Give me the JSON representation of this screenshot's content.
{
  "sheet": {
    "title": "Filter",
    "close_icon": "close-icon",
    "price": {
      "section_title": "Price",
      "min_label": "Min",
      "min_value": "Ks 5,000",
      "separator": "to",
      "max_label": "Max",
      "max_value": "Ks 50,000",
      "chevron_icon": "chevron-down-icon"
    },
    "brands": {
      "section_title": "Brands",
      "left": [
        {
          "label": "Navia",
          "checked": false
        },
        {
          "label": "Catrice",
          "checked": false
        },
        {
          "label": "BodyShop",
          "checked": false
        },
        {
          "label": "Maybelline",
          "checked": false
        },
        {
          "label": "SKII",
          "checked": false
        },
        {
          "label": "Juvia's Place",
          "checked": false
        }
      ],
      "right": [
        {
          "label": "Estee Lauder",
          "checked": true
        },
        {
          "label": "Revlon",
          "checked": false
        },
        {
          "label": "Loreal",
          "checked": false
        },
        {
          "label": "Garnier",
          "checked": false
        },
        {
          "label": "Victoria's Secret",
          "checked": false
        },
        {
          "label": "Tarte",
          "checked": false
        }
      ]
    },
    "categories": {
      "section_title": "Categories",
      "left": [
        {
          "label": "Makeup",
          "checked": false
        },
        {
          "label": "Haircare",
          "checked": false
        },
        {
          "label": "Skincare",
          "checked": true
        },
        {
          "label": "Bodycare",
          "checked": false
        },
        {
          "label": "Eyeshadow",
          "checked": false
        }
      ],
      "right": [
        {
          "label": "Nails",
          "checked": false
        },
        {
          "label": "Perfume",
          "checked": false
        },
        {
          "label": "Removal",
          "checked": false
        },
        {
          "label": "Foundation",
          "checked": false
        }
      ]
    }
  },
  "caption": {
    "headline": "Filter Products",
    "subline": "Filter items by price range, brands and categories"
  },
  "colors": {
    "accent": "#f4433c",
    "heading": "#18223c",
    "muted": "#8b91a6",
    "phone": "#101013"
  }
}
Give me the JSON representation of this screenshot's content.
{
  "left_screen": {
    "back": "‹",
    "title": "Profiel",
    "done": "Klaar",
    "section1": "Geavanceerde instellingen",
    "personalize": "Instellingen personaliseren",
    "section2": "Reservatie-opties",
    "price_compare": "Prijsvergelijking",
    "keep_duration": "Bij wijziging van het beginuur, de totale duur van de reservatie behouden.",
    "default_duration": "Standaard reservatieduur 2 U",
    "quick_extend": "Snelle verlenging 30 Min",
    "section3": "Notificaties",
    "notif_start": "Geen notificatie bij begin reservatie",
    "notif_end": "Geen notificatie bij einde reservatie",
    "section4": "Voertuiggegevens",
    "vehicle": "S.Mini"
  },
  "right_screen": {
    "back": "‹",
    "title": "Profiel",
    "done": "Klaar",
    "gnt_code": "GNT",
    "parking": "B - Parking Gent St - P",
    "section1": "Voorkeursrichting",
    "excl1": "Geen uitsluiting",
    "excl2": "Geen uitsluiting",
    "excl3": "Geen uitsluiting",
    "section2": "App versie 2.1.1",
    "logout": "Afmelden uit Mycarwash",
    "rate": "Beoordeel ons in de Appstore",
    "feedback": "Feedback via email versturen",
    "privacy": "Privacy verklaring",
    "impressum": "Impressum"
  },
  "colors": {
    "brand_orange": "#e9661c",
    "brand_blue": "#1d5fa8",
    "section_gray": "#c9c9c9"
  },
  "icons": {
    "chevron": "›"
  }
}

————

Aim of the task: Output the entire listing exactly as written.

Solution below:
Give me the JSON representation of this screenshot's content.
{
  "sheet": {
    "title": "Filter",
    "close_icon": "close-icon",
    "price": {
      "section_title": "Price",
      "min_label": "Min",
      "min_value": "Ks 5,000",
      "separator": "to",
      "max_label": "Max",
      "max_value": "Ks 50,000",
      "chevron_icon": "chevron-down-icon"
    },
    "brands": {
      "section_title": "Brands",
      "left": [
        {
          "label": "Navia",
          "checked": false
        },
        {
          "label": "Catrice",
          "checked": false
        },
        {
          "label": "BodyShop",
          "checked": false
        },
        {
          "label": "Maybelline",
          "checked": false
        },
        {
          "label": "SKII",
          "checked": false
        },
        {
          "label": "Juvia's Place",
          "checked": false
        }
      ],
      "right": [
        {
          "label": "Estee Lauder",
          "checked": true
        },
        {
          "label": "Revlon",
          "checked": false
        },
        {
          "label": "Loreal",
          "checked": false
        },
        {
          "label": "Garnier",
          "checked": false
        },
        {
          "label": "Victoria's Secret",
          "checked": false
        },
        {
          "label": "Tarte",
          "checked": false
        }
      ]
    },
    "categories": {
      "section_title": "Categories",
      "left": [
        {
          "label": "Makeup",
          "checked": false
        },
        {
          "label": "Haircare",
          "checked": false
        },
        {
          "label": "Skincare",
          "checked": true
        },
        {
          "label": "Bodycare",
          "checked": false
        },
        {
          "label": "Eyeshadow",
          "checked": false
        }
      ],
      "right": [
        {
          "label": "Nails",
          "checked": false
        },
        {
          "label": "Perfume",
          "checked": false
        },
        {
          "label": "Removal",
          "checked": false
        },
        {
          "label": "Foundation",
          "checked": false
        }
      ]
    }
  },
  "caption": {
    "headline": "Filter Products",
    "subline": "Filter items by price range, brands and categories"
  },
  "colors": {
    "accent": "#f4433c",
    "heading": "#18223c",
    "muted": "#8b91a6",
    "phone": "#101013"
  }
}
Give me the JSON representation of this screenshot's content.
{
  "left_screen": {
    "back": "‹",
    "title": "Profiel",
    "done": "Klaar",
    "section1": "Geavanceerde instellingen",
    "personalize": "Instellingen personaliseren",
    "section2": "Reservatie-opties",
    "price_compare": "Prijsvergelijking",
    "keep_duration": "Bij wijziging van het beginuur, de totale duur van de reservatie behouden.",
    "default_duration": "Standaard reservatieduur 2 U",
    "quick_extend": "Snelle verlenging 30 Min",
    "section3": "Notificaties",
    "notif_start": "Geen notificatie bij begin reservatie",
    "notif_end": "Geen notificatie bij einde reservatie",
    "section4": "Voertuiggegevens",
    "vehicle": "S.Mini"
  },
  "right_screen": {
    "back": "‹",
    "title": "Profiel",
    "done": "Klaar",
    "gnt_code": "GNT",
    "parking": "B - Parking Gent St - P",
    "section1": "Voorkeursrichting",
    "excl1": "Geen uitsluiting",
    "excl2": "Geen uitsluiting",
    "excl3": "Geen uitsluiting",
    "section2": "App versie 2.1.1",
    "logout": "Afmelden uit Mycarwash",
    "rate": "Beoordeel ons in de Appstore",
    "feedback": "Feedback via email versturen",
    "privacy": "Privacy verklaring",
    "impressum": "Impressum"
  },
  "colors": {
    "brand_orange": "#e9661c",
    "brand_blue": "#1d5fa8",
    "section_gray": "#c9c9c9"
  },
  "icons": {
    "chevron": "›"
  }
}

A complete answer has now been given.